START Excerpted data
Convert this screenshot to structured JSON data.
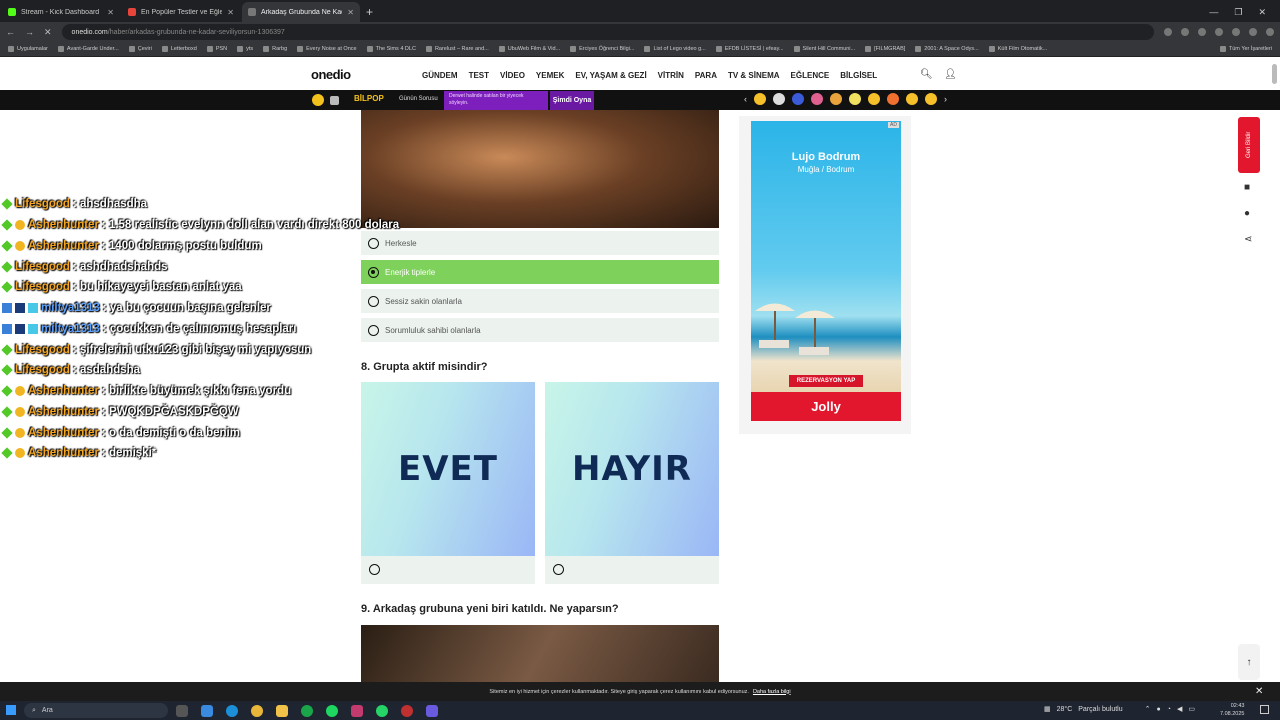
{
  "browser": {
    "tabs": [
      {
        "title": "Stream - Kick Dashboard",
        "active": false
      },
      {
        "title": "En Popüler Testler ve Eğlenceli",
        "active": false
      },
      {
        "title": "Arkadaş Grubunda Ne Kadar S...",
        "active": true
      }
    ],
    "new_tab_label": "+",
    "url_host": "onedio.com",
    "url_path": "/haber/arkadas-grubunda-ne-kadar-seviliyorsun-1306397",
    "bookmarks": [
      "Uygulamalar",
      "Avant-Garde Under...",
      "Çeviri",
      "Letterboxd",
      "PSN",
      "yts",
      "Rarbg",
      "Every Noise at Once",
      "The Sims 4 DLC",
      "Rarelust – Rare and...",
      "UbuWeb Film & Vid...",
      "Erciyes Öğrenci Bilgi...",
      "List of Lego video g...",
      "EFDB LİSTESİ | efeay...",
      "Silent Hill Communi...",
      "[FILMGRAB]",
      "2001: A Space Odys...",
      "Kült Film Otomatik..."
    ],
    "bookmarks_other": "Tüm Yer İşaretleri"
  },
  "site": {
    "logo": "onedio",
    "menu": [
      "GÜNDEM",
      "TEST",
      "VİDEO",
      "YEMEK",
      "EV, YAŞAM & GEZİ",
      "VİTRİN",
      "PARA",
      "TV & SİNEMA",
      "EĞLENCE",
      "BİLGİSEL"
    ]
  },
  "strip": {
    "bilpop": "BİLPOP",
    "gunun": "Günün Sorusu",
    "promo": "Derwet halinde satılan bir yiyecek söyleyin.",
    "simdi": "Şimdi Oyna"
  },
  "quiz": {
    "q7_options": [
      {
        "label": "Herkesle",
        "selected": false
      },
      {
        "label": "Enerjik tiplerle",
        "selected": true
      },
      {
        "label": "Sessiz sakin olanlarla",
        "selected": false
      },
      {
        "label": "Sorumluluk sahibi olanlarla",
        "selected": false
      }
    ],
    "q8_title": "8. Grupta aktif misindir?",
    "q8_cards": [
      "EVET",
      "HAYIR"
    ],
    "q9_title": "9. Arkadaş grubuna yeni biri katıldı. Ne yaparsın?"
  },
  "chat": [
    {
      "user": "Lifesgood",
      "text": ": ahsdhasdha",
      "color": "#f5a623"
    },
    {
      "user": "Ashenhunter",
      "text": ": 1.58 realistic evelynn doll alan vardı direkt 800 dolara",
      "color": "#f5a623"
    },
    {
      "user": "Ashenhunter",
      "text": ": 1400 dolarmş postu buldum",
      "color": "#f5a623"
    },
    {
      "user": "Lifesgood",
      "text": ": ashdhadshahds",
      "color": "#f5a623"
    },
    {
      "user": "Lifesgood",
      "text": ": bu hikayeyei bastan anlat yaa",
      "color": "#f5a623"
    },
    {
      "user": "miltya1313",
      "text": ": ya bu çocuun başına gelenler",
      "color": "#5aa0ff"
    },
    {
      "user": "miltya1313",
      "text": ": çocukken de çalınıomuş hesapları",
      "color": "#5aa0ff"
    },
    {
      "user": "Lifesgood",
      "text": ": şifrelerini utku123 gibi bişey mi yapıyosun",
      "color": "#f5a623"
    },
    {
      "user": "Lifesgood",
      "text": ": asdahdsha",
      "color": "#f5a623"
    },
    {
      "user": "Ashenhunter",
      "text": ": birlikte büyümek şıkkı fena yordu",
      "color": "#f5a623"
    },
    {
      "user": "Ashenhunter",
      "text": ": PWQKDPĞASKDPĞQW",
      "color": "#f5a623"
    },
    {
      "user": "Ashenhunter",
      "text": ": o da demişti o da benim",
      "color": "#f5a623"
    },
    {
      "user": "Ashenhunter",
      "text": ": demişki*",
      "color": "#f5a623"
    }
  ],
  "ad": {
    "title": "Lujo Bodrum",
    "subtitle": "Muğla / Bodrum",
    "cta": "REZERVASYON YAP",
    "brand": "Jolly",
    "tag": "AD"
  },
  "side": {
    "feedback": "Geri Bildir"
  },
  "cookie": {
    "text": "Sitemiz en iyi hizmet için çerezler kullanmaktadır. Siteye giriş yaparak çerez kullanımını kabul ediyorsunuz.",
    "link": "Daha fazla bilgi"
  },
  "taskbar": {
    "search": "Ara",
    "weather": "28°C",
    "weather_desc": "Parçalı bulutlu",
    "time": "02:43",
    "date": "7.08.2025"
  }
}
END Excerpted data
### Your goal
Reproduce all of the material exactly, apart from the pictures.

### Exercise output
Convert this screenshot to structured JSON data.
{
  "browser": {
    "tabs": [
      {
        "title": "Stream - Kick Dashboard",
        "active": false
      },
      {
        "title": "En Popüler Testler ve Eğlenceli",
        "active": false
      },
      {
        "title": "Arkadaş Grubunda Ne Kadar S...",
        "active": true
      }
    ],
    "new_tab_label": "+",
    "url_host": "onedio.com",
    "url_path": "/haber/arkadas-grubunda-ne-kadar-seviliyorsun-1306397",
    "bookmarks": [
      "Uygulamalar",
      "Avant-Garde Under...",
      "Çeviri",
      "Letterboxd",
      "PSN",
      "yts",
      "Rarbg",
      "Every Noise at Once",
      "The Sims 4 DLC",
      "Rarelust – Rare and...",
      "UbuWeb Film & Vid...",
      "Erciyes Öğrenci Bilgi...",
      "List of Lego video g...",
      "EFDB LİSTESİ | efeay...",
      "Silent Hill Communi...",
      "[FILMGRAB]",
      "2001: A Space Odys...",
      "Kült Film Otomatik..."
    ],
    "bookmarks_other": "Tüm Yer İşaretleri"
  },
  "site": {
    "logo": "onedio",
    "menu": [
      "GÜNDEM",
      "TEST",
      "VİDEO",
      "YEMEK",
      "EV, YAŞAM & GEZİ",
      "VİTRİN",
      "PARA",
      "TV & SİNEMA",
      "EĞLENCE",
      "BİLGİSEL"
    ]
  },
  "strip": {
    "bilpop": "BİLPOP",
    "gunun": "Günün Sorusu",
    "promo": "Derwet halinde satılan bir yiyecek söyleyin.",
    "simdi": "Şimdi Oyna"
  },
  "quiz": {
    "q7_options": [
      {
        "label": "Herkesle",
        "selected": false
      },
      {
        "label": "Enerjik tiplerle",
        "selected": true
      },
      {
        "label": "Sessiz sakin olanlarla",
        "selected": false
      },
      {
        "label": "Sorumluluk sahibi olanlarla",
        "selected": false
      }
    ],
    "q8_title": "8. Grupta aktif misindir?",
    "q8_cards": [
      "EVET",
      "HAYIR"
    ],
    "q9_title": "9. Arkadaş grubuna yeni biri katıldı. Ne yaparsın?"
  },
  "chat": [
    {
      "user": "Lifesgood",
      "text": ": ahsdhasdha",
      "color": "#f5a623"
    },
    {
      "user": "Ashenhunter",
      "text": ": 1.58 realistic evelynn doll alan vardı direkt 800 dolara",
      "color": "#f5a623"
    },
    {
      "user": "Ashenhunter",
      "text": ": 1400 dolarmş postu buldum",
      "color": "#f5a623"
    },
    {
      "user": "Lifesgood",
      "text": ": ashdhadshahds",
      "color": "#f5a623"
    },
    {
      "user": "Lifesgood",
      "text": ": bu hikayeyei bastan anlat yaa",
      "color": "#f5a623"
    },
    {
      "user": "miltya1313",
      "text": ": ya bu çocuun başına gelenler",
      "color": "#5aa0ff"
    },
    {
      "user": "miltya1313",
      "text": ": çocukken de çalınıomuş hesapları",
      "color": "#5aa0ff"
    },
    {
      "user": "Lifesgood",
      "text": ": şifrelerini utku123 gibi bişey mi yapıyosun",
      "color": "#f5a623"
    },
    {
      "user": "Lifesgood",
      "text": ": asdahdsha",
      "color": "#f5a623"
    },
    {
      "user": "Ashenhunter",
      "text": ": birlikte büyümek şıkkı fena yordu",
      "color": "#f5a623"
    },
    {
      "user": "Ashenhunter",
      "text": ": PWQKDPĞASKDPĞQW",
      "color": "#f5a623"
    },
    {
      "user": "Ashenhunter",
      "text": ": o da demişti o da benim",
      "color": "#f5a623"
    },
    {
      "user": "Ashenhunter",
      "text": ": demişki*",
      "color": "#f5a623"
    }
  ],
  "ad": {
    "title": "Lujo Bodrum",
    "subtitle": "Muğla / Bodrum",
    "cta": "REZERVASYON YAP",
    "brand": "Jolly",
    "tag": "AD"
  },
  "side": {
    "feedback": "Geri Bildir"
  },
  "cookie": {
    "text": "Sitemiz en iyi hizmet için çerezler kullanmaktadır. Siteye giriş yaparak çerez kullanımını kabul ediyorsunuz.",
    "link": "Daha fazla bilgi"
  },
  "taskbar": {
    "search": "Ara",
    "weather": "28°C",
    "weather_desc": "Parçalı bulutlu",
    "time": "02:43",
    "date": "7.08.2025"
  }
}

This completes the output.